A Penn Medicine study found that Medicaid expansion helped increase access to medication for opioid use disorder, despite some existing limitations to widespread access.
The study, led by Perelman School of Medicine fellow Utsha Khatri, found that Medicaid expansion correlates to significant improvements in accessing medication for OUD. Previous clinical studies have found that medications for opioid use disorder result in more effective outcomes for retention in treatment, reduced illicit opioid use, decreased opioid-related overdose rates, and serious acute care.
Studies show that medication access is significantly more difficult for people who were formerly incarcerated, recently arrested, or are currently on parole. Of the 3,209,691 adults with OUD from 2008 to 2017, 21% were referred by a criminal justice agency, Penn Medicine News reported. After Medicaid expansion, the study found that among people with OUD who were referred by a criminal justice agency, the proportion of people receiving medicine for OUD jumped from 6.3% in 2008 to 16.5%.
“Medicaid alone will not entirely close gaps in care between people with and without criminal justice involvement. Additional work is needed to understand key drivers of the persistent disparities we identified,” senior author Tyler Winkelman, Co-Director of the Health, Homelessness, and Criminal Justice lab at the Hennepin Healthcare Research Institute, told Penn Medicine News.
The study's researchers told Penn Medicine News that a stigma against incarcerated people may have an influence on the kinds of treatment plans offered by treatment providers.

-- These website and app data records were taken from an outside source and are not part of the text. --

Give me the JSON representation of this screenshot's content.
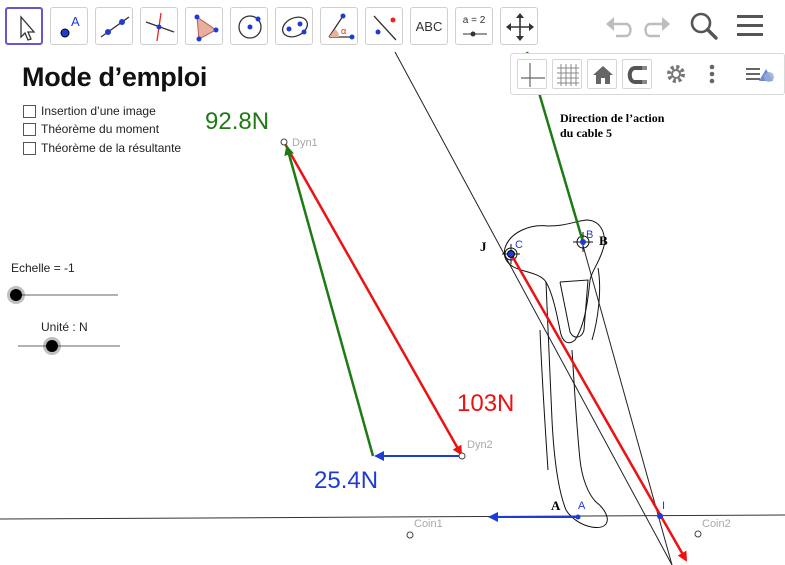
{
  "toolbar": {
    "tools": [
      {
        "name": "move-tool",
        "active": true
      },
      {
        "name": "point-tool"
      },
      {
        "name": "line-tool"
      },
      {
        "name": "perpendicular-line-tool"
      },
      {
        "name": "polygon-tool"
      },
      {
        "name": "circle-tool"
      },
      {
        "name": "ellipse-tool"
      },
      {
        "name": "angle-tool"
      },
      {
        "name": "reflect-tool"
      },
      {
        "name": "text-tool",
        "label": "ABC"
      },
      {
        "name": "slider-tool",
        "label": "a = 2"
      },
      {
        "name": "move-graphics-view-tool"
      }
    ],
    "right_icons": [
      "undo-icon",
      "redo-icon",
      "search-icon",
      "menu-icon"
    ]
  },
  "stylebar": {
    "icons": [
      "axes-icon",
      "grid-icon",
      "home-icon",
      "point-capturing-icon",
      "settings-icon",
      "more-icon",
      "toggle-stylebar-icon"
    ]
  },
  "panel": {
    "title": "Mode d’emploi",
    "checkboxes": [
      {
        "label": "Insertion d’une image",
        "checked": false
      },
      {
        "label": "Théorème du moment",
        "checked": false
      },
      {
        "label": "Théorème de la résultante",
        "checked": false
      }
    ],
    "slider_echelle_label": "Echelle = -1",
    "slider_unite_label": "Unité : N"
  },
  "drawing": {
    "force_labels": {
      "green": "92.8N",
      "red": "103N",
      "blue": "25.4N"
    },
    "points": {
      "dyn1": "Dyn1",
      "dyn2": "Dyn2",
      "coin1": "Coin1",
      "coin2": "Coin2",
      "b": "B",
      "c": "C",
      "a": "A",
      "i": "I"
    },
    "image_labels": {
      "direction": "Direction de l’action",
      "cable": "du cable 5",
      "j": "J",
      "b": "B",
      "a": "A"
    }
  },
  "colors": {
    "accent": "#6557d2",
    "green": "#1e7a14",
    "red": "#ee1111",
    "blue": "#1f3bd6",
    "label_grey": "#a8a8a8"
  }
}
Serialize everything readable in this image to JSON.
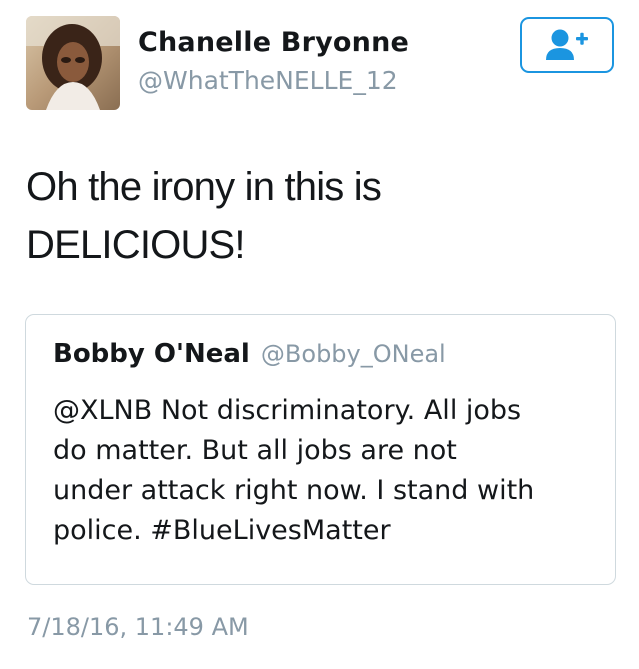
{
  "author": {
    "display_name": "Chanelle Bryonne",
    "handle": "@WhatTheNELLE_12",
    "avatar_icon": "profile-photo"
  },
  "follow_button": {
    "icon": "follow-user-plus-icon",
    "color": "#1b95e0"
  },
  "tweet": {
    "text_lines": [
      "Oh the irony in this is",
      "DELICIOUS!"
    ],
    "timestamp": "7/18/16, 11:49 AM"
  },
  "quoted_tweet": {
    "display_name": "Bobby O'Neal",
    "handle": "@Bobby_ONeal",
    "text_lines": [
      "@XLNB Not discriminatory. All jobs",
      "do matter. But all jobs are not",
      "under attack right now. I stand with",
      "police. #BlueLivesMatter"
    ]
  },
  "colors": {
    "primary_text": "#14171a",
    "secondary_text": "#8899a6",
    "accent": "#1b95e0",
    "card_border": "#cfd9de"
  }
}
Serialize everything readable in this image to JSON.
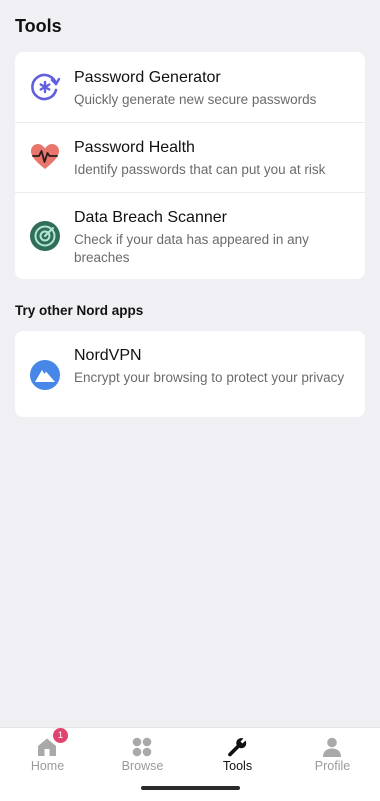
{
  "header": {
    "title": "Tools"
  },
  "tools": [
    {
      "title": "Password Generator",
      "subtitle": "Quickly generate new secure passwords",
      "icon": "password-generator-icon"
    },
    {
      "title": "Password Health",
      "subtitle": "Identify passwords that can put you at risk",
      "icon": "heart-pulse-icon"
    },
    {
      "title": "Data Breach Scanner",
      "subtitle": "Check if your data has appeared in any breaches",
      "icon": "radar-icon"
    }
  ],
  "other_apps": {
    "label": "Try other Nord apps",
    "items": [
      {
        "title": "NordVPN",
        "subtitle": "Encrypt your browsing to protect your privacy",
        "icon": "nordvpn-icon"
      }
    ]
  },
  "tabbar": {
    "items": [
      {
        "label": "Home",
        "icon": "home-icon",
        "badge": "1",
        "active": false
      },
      {
        "label": "Browse",
        "icon": "grid-icon",
        "active": false
      },
      {
        "label": "Tools",
        "icon": "wrench-icon",
        "active": true
      },
      {
        "label": "Profile",
        "icon": "person-icon",
        "active": false
      }
    ]
  },
  "colors": {
    "background": "#efeff4",
    "card": "#ffffff",
    "accent_purple": "#5f5fe0",
    "health_red": "#e8766c",
    "scanner_green": "#2f6e5b",
    "vpn_blue": "#4687e8",
    "badge": "#e0436d"
  }
}
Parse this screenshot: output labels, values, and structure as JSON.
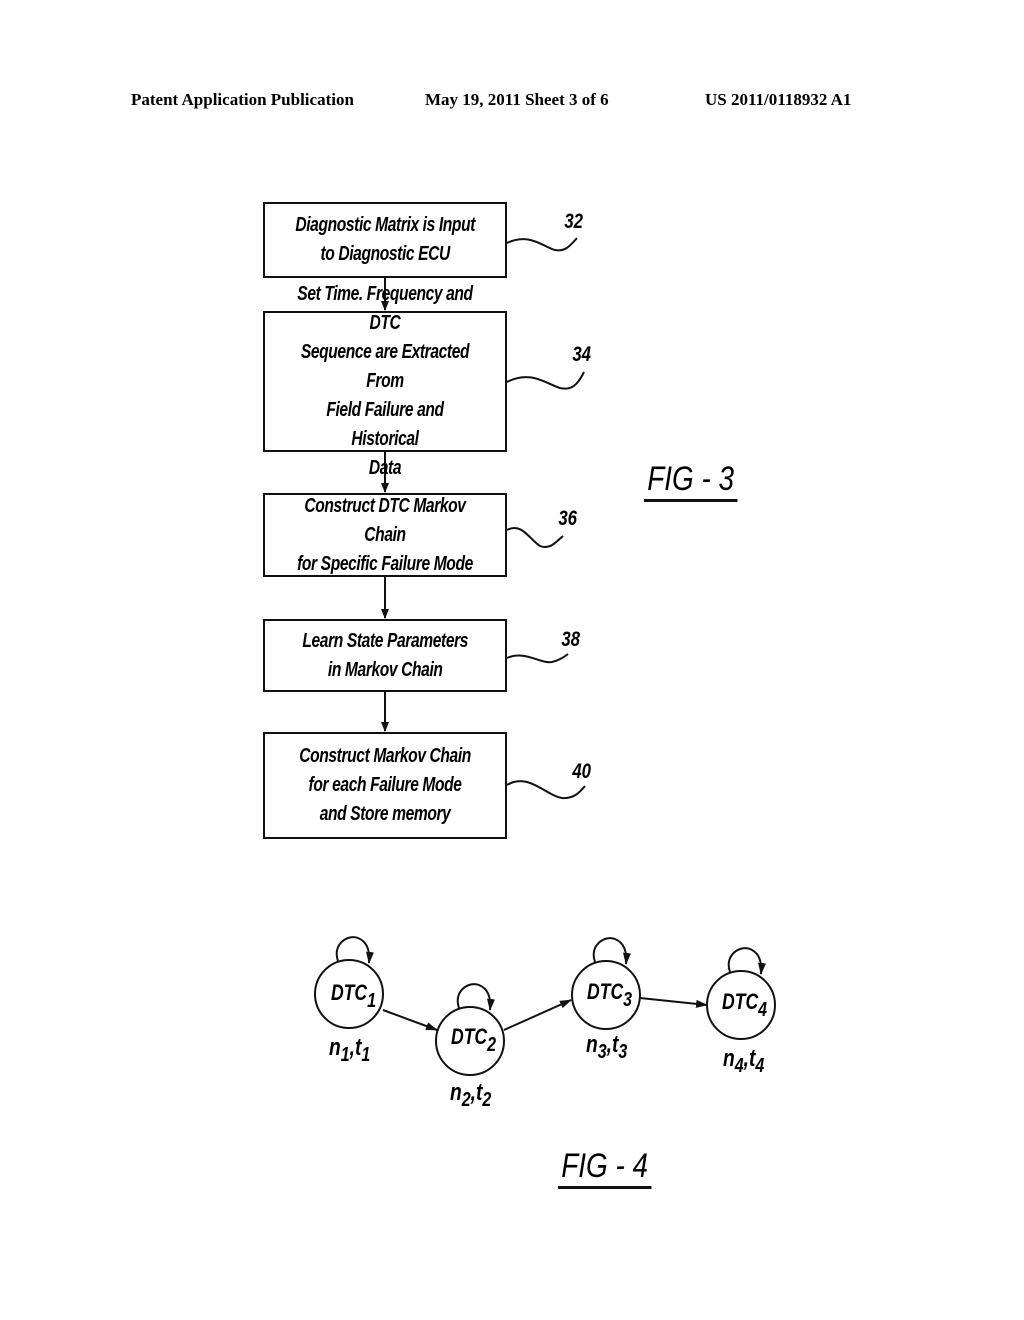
{
  "header": {
    "left": "Patent Application Publication",
    "middle": "May 19, 2011  Sheet 3 of 6",
    "right": "US 2011/0118932 A1"
  },
  "fig3": {
    "label": "FIG - 3",
    "steps": [
      {
        "ref": "32",
        "text": "Diagnostic Matrix is Input\nto Diagnostic ECU"
      },
      {
        "ref": "34",
        "text": "Set Time. Frequency and DTC\nSequence are Extracted From\nField Failure and Historical\nData"
      },
      {
        "ref": "36",
        "text": "Construct DTC Markov Chain\nfor Specific Failure Mode"
      },
      {
        "ref": "38",
        "text": "Learn State Parameters\nin Markov Chain"
      },
      {
        "ref": "40",
        "text": "Construct Markov Chain\nfor each Failure Mode\nand Store memory"
      }
    ]
  },
  "fig4": {
    "label": "FIG - 4",
    "nodes": [
      {
        "name": "DTC",
        "sub": "1",
        "n": "n",
        "n_sub": "1",
        "t": "t",
        "t_sub": "1"
      },
      {
        "name": "DTC",
        "sub": "2",
        "n": "n",
        "n_sub": "2",
        "t": "t",
        "t_sub": "2"
      },
      {
        "name": "DTC",
        "sub": "3",
        "n": "n",
        "n_sub": "3",
        "t": "t",
        "t_sub": "3"
      },
      {
        "name": "DTC",
        "sub": "4",
        "n": "n",
        "n_sub": "4",
        "t": "t",
        "t_sub": "4"
      }
    ]
  }
}
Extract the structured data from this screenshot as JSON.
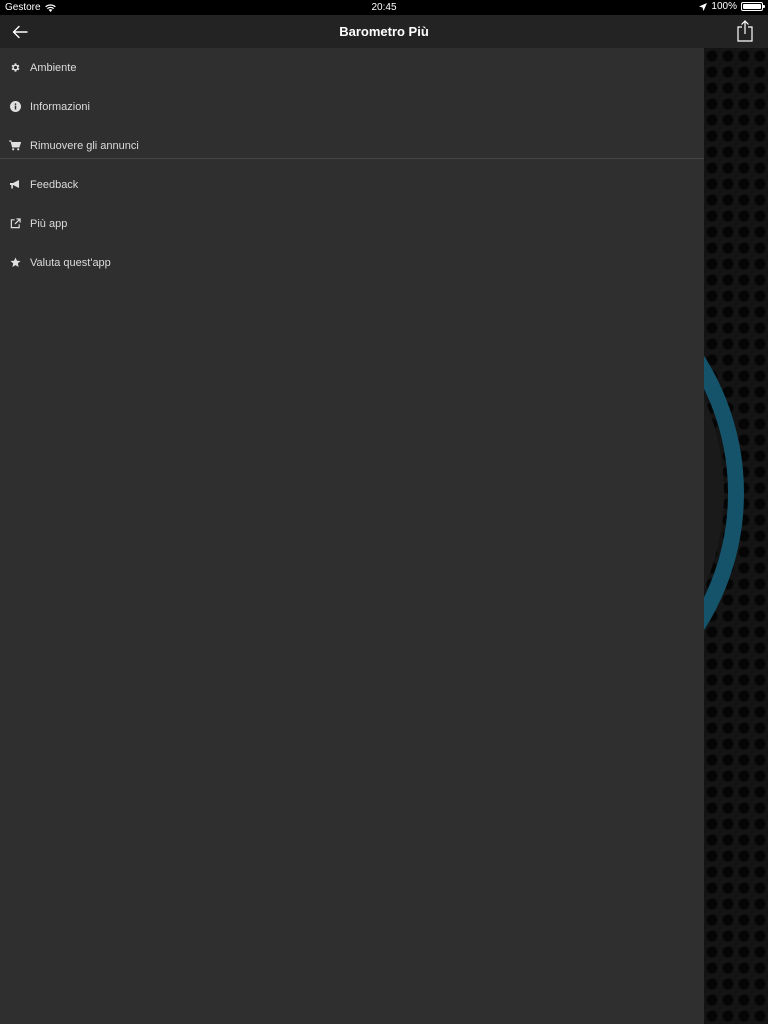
{
  "status_bar": {
    "carrier": "Gestore",
    "time": "20:45",
    "battery": "100%",
    "battery_level": 1.0
  },
  "nav": {
    "title": "Barometro Più",
    "back_icon": "arrow-left-icon",
    "share_icon": "share-icon"
  },
  "menu": {
    "items": [
      {
        "label": "Ambiente",
        "icon": "gear-icon"
      },
      {
        "label": "Informazioni",
        "icon": "info-icon"
      },
      {
        "label": "Rimuovere gli annunci",
        "icon": "cart-icon"
      },
      {
        "label": "Feedback",
        "icon": "megaphone-icon"
      },
      {
        "label": "Più app",
        "icon": "external-link-icon"
      },
      {
        "label": "Valuta quest'app",
        "icon": "star-icon"
      }
    ]
  },
  "colors": {
    "menu_bg": "#2f2f2f",
    "nav_bg": "#232323",
    "gauge_ring": "#14536a"
  }
}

To combat this stigma, additional policy changes, such as unrestricted access to medications for OUD, may be necessary in order to effectively combat existing disparities in the healthcare system, Khatri told Penn Medicine News.
Philadelphia is one of the most affected cities by the opioid epidemic, with 80% of the 1,150 deaths from drug overdoses attributed to opioids in 2017.